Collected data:
....................

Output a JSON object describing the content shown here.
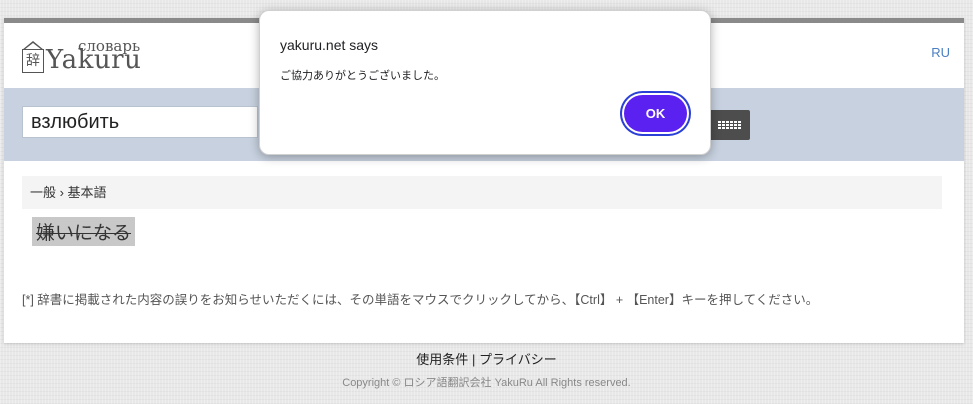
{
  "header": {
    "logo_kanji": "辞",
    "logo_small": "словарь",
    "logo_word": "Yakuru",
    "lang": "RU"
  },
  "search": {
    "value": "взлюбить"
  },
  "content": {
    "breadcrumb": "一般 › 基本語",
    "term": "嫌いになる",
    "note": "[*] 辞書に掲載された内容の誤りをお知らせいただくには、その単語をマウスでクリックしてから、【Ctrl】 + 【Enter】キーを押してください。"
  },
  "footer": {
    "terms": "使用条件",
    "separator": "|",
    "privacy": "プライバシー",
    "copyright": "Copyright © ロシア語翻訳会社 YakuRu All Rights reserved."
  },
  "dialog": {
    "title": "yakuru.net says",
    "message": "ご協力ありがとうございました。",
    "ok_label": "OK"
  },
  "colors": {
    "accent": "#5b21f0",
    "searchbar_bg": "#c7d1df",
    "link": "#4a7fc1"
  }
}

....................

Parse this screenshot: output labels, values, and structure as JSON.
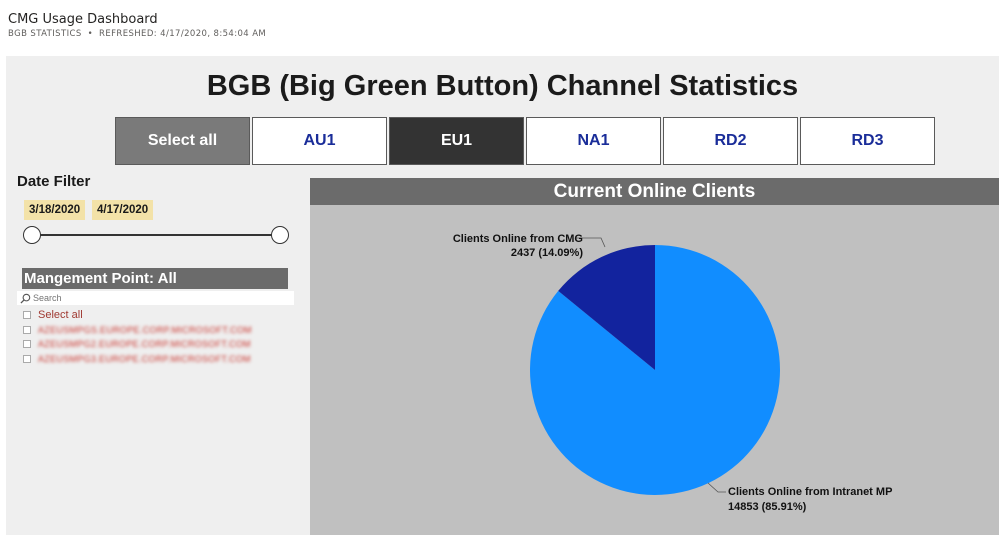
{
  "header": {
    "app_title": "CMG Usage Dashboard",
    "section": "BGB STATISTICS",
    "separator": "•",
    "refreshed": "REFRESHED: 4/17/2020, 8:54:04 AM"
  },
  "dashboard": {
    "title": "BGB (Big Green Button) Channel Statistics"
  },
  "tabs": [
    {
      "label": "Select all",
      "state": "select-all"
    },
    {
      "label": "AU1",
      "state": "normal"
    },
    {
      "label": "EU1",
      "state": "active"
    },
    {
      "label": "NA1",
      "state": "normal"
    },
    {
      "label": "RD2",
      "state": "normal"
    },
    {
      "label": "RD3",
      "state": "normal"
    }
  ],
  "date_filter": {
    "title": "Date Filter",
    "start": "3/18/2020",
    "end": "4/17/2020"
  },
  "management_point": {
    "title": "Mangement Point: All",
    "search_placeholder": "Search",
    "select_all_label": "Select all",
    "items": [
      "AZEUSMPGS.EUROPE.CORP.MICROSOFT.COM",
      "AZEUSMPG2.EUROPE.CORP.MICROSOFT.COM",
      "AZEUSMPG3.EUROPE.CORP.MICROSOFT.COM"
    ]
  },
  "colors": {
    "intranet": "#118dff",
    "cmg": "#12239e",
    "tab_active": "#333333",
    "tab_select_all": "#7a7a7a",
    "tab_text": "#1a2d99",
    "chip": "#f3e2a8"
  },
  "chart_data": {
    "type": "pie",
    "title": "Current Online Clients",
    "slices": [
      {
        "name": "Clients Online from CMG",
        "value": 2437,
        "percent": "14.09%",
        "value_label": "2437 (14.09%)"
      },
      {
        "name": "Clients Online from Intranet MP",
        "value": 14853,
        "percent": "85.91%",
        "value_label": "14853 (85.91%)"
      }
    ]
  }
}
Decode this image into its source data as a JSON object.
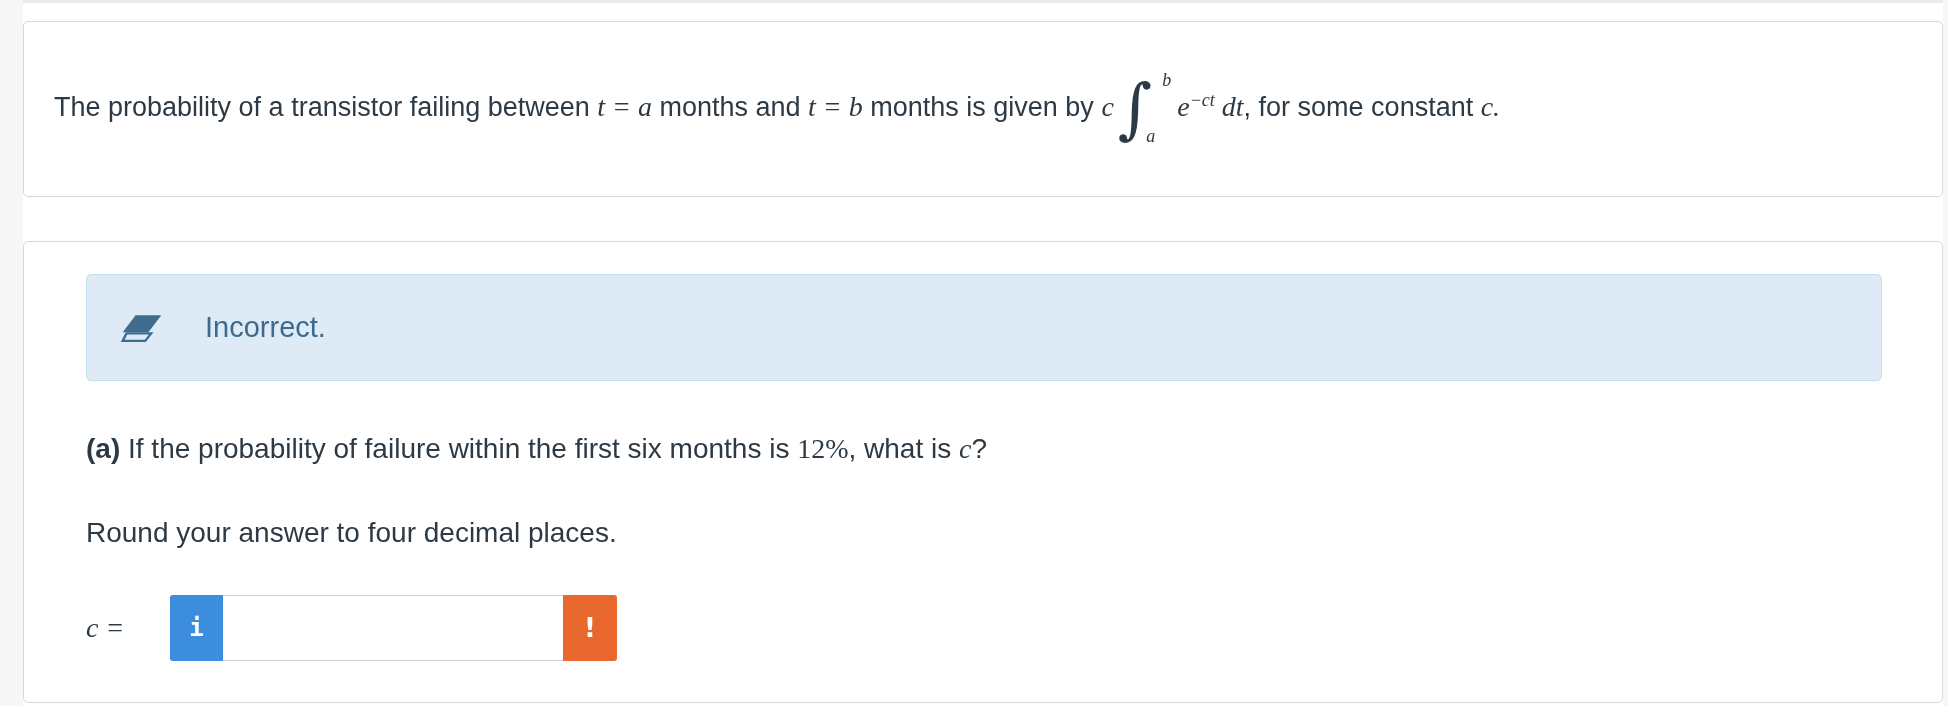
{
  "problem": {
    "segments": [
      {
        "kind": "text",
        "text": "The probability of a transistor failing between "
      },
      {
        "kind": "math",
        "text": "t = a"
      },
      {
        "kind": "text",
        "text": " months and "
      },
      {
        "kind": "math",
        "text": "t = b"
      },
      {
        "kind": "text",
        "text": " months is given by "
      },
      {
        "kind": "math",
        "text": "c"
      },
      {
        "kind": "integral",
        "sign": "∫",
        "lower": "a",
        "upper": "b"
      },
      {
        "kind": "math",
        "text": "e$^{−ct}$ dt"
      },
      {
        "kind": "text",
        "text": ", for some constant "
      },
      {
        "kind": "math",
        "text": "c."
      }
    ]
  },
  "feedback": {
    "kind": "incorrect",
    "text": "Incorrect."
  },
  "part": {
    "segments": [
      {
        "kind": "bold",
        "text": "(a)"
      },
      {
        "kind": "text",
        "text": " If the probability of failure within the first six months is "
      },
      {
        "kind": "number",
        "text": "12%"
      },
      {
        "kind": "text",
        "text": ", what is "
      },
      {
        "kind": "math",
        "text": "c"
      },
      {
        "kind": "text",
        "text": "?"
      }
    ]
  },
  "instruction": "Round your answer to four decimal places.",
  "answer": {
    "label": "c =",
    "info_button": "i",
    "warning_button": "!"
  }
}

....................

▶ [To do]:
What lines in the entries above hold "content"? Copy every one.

▶ [Answer area]:
Output a JSON object describing the content shown here.
  "content": {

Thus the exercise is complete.